Rubio claims that his new concrete, which also makes the concrete surface harder and more durable, will continue absorbing and emitting light for more than a century. Potential applications “are very broad,” including building facades, swimming pools and parking lots, he told the agency. “It would also be useful in road safety and road signs … and anywhere you want to illuminate or mark spaces that don’t have access to electricity, since it doesn’t require an electrical distribution system,” he said.
Like Rubio, researchers at Purdue University’s School of Civil Engineering reported two years ago how long phosphorescence can be made to persist in concrete. In a checkoff-funded research project, they made a soy-based luminescent sealant: a mixture of soy methyl ester polystyrene and strontium aluminate that slowly luminesces after its molecules become excited by light. They applied it to concrete surfaces and measured the magnitude and duration of the luminescence. They found that no matter how long they applied light to the coated concrete surface – whether five seconds or up to 10 minutes – the concrete continued to glow for about 24 hours, though the larger particles in the sealant glowed longer than the smaller particles.

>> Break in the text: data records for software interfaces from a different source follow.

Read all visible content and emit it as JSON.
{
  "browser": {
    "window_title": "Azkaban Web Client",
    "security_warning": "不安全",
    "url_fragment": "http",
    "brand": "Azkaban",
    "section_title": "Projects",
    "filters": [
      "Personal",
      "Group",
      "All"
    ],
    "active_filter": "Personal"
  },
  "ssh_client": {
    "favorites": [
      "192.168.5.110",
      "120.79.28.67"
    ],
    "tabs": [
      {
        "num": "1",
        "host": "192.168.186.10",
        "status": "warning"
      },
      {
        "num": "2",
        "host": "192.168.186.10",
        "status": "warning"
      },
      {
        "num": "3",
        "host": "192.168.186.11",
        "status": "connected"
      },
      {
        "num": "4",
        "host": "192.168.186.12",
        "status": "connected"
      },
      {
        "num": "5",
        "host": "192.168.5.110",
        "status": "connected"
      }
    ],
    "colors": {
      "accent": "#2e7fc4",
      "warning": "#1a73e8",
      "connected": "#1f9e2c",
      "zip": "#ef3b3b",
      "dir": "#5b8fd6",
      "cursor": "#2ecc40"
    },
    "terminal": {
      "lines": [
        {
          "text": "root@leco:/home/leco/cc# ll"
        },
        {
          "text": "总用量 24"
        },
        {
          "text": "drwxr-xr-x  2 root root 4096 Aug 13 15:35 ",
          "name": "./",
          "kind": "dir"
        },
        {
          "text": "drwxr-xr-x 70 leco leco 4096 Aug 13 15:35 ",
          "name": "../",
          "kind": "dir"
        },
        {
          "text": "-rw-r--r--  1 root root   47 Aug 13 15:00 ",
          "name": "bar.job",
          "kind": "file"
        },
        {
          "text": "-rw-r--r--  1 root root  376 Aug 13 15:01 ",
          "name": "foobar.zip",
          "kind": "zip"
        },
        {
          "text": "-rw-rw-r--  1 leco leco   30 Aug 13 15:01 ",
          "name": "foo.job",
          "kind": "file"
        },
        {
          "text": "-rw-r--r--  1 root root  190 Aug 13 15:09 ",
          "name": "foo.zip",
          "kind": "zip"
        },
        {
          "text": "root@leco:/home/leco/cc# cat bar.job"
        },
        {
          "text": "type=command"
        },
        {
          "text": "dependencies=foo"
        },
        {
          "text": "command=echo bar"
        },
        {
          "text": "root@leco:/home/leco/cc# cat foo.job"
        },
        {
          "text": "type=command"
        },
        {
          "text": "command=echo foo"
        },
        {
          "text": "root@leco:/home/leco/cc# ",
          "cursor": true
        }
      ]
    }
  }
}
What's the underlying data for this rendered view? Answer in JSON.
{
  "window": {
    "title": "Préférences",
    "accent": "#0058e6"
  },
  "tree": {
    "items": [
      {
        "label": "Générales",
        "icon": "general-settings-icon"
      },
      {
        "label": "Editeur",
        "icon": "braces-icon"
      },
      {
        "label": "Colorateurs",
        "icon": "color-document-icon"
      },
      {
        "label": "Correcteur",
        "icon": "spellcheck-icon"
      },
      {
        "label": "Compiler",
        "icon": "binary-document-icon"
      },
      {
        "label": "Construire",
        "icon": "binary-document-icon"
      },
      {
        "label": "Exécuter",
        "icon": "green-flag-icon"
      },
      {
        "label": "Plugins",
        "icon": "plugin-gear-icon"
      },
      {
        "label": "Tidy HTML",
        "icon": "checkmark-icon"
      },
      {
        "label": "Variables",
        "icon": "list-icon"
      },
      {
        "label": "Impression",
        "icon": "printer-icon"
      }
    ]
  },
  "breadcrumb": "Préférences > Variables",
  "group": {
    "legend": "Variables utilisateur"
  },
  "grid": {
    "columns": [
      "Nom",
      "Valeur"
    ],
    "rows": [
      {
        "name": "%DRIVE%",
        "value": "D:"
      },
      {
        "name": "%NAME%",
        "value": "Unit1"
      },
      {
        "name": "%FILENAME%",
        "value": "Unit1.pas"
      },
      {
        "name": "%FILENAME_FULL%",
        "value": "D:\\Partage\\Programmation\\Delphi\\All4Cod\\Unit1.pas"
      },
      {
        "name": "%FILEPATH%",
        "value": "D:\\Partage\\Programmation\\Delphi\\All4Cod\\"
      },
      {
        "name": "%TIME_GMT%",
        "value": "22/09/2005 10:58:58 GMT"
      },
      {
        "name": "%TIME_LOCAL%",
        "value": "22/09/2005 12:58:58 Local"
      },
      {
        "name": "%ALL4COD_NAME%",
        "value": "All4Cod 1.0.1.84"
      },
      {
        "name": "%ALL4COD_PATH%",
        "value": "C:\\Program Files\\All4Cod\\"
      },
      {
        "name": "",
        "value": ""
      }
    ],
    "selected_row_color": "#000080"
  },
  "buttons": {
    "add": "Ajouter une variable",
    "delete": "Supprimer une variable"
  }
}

Julie Ohmen, new-uses director for the Indiana Soybean Alliance, said her group funded the research “not only because it could possibly be a low-cost solution to improve nighttime working and driving,” but because it fit smoothly into the soy methyl ester concrete sealer technology already developed at Purdue.
Thus, phosphorescent markings and surfaces where electric power isn’t available may prove valuable on a farm as well as valuable to soybean growers as an added-value market. But there are pros and cons, said Doug Hecox, a Federal Highway Administration spokesman. “We’ve seen quite a number of these (phosphorescent) things being used on sidewalks for a house, walkways, pool decks . . . things where there is fairly low traffic. But as for a highway, we don’t know how well this would work,” Hecox says. Much of the U.S. has icy, snowy winters, he points out, and “under snow, would it be scraped off when a highway truck comes by with a plow?” He asks: “How many winters will it last (once applied)?”
He notes that his grandparents were ranchers, “and I think of cattle guards, and maybe you would make this stuff for cattle guards so you could see them at night,” saving life and limb of hooved animals, who can break their legs when they don't see the guards and step into them.”